AFHS credits with gratitude the following text to Mary Thomson, one of the cemetery managers over the years. Below she tells the story of how her Great-great-grandfather initially established the cemetery and a little history from then on.

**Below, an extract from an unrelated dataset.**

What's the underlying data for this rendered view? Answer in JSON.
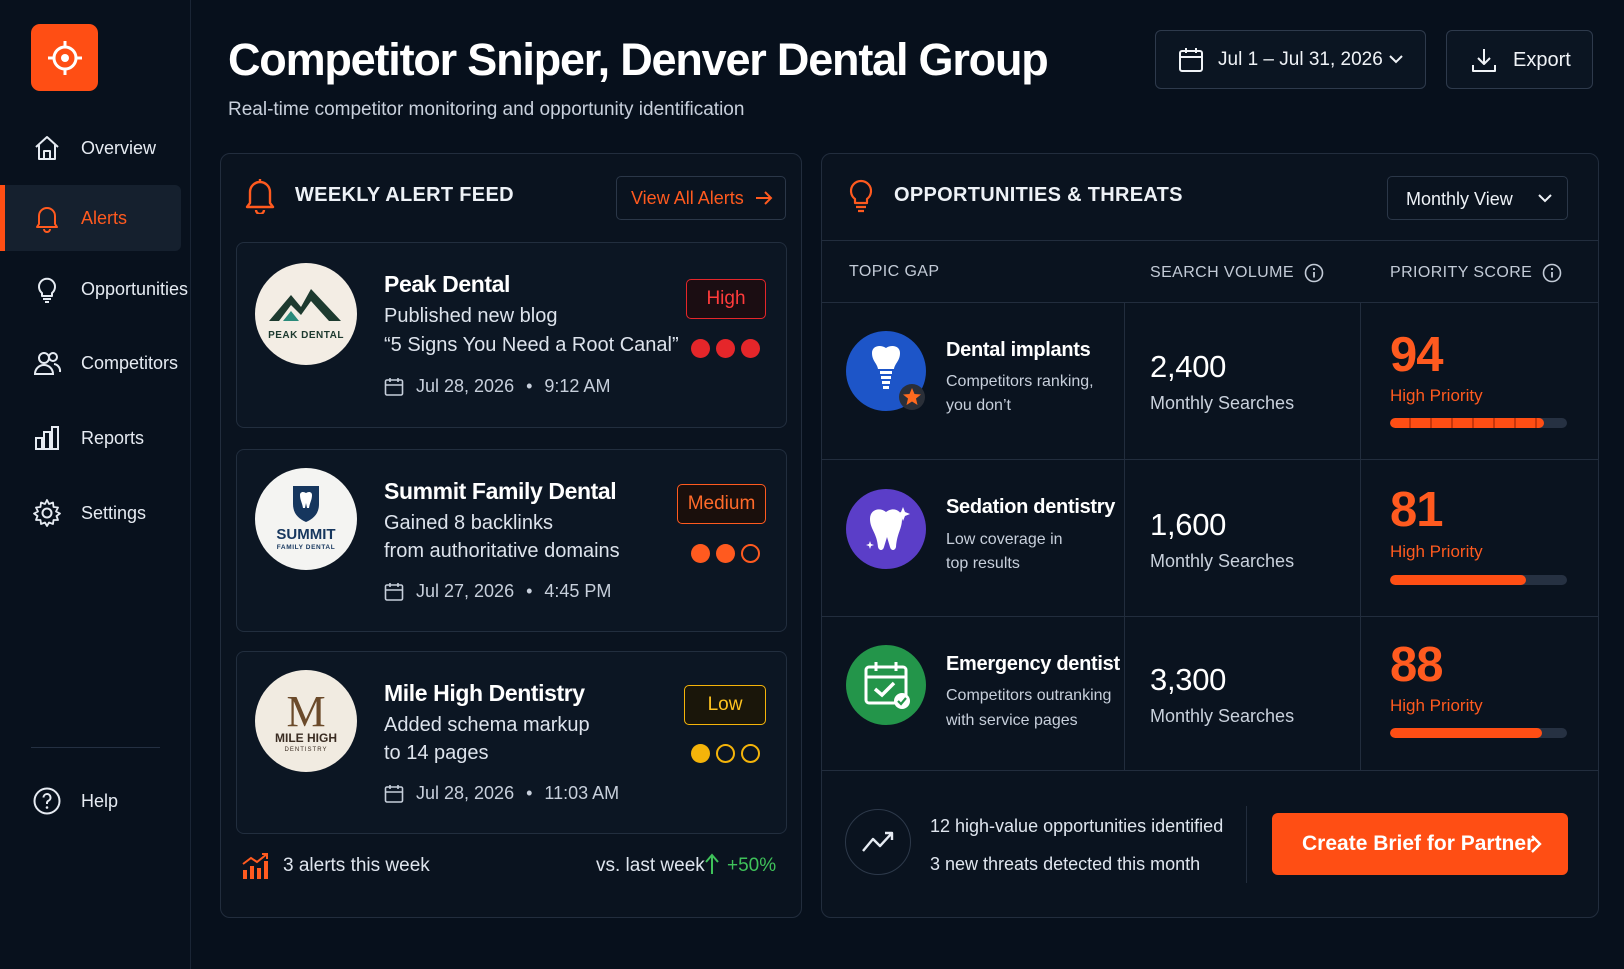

“The Big Prairie Cemetery was established in 1912 when my Great-great Grandfather James Noble Bracken donated an acre of land from his homestead SE 24-30 5-W5th, just north of where the Big Prairie Hall is today. The cemetery was registered in Didsbury for $5.00 and sent to Edmonton Legislature. Local farmers became the Board of Directors and donated supplies to fence and set it up. A fee of $1.00 per grave and $2.00 for a family was charged. The nearest other cemeteries at the time were Westcott, Carstairs, Bergen and perhaps Water Valley and later Cremona. There is a small graveyard with several stones on the Graham homesteads about 2 miles west.
In the 1920’s and ‘30’s there were several babies lost to stillbirth, influenza, and pneumonia. The nearest doctors were in Didsbury, a long trek in a wagon. Some travelers would come dig a small grave and leave, without anyone knowing their names. Several graves had a spruce tree as a marker instead of a stone. One still stands for Torville and Etta Waterstreet’s stillborn baby boy. A Louie Nettnay from Elkton was buried on the homestead. Calvin and Grace Coleman had an infant girl, still born May 1938, who was buried at the cemetery. My Mom’s sister, Sarah Mae Bracken died of pneumonia at age 18 months and is buried in the Bracken family plot.
There are two sections in the cemetery. In the 1960’s the South section opened as they didn’t want to disturb any unmarked graves. My parents Bill and Lora Smith took over as caretakers from Bill Graham in the late 1960’s. In the 1970’s Frank and Jean Bracken took over and put some small markers where they knew some grave sites were. They did an excellent job of the upkeep for many years. In 2010 a new board of volunteers was installed when Frank and Jean wanted to step down.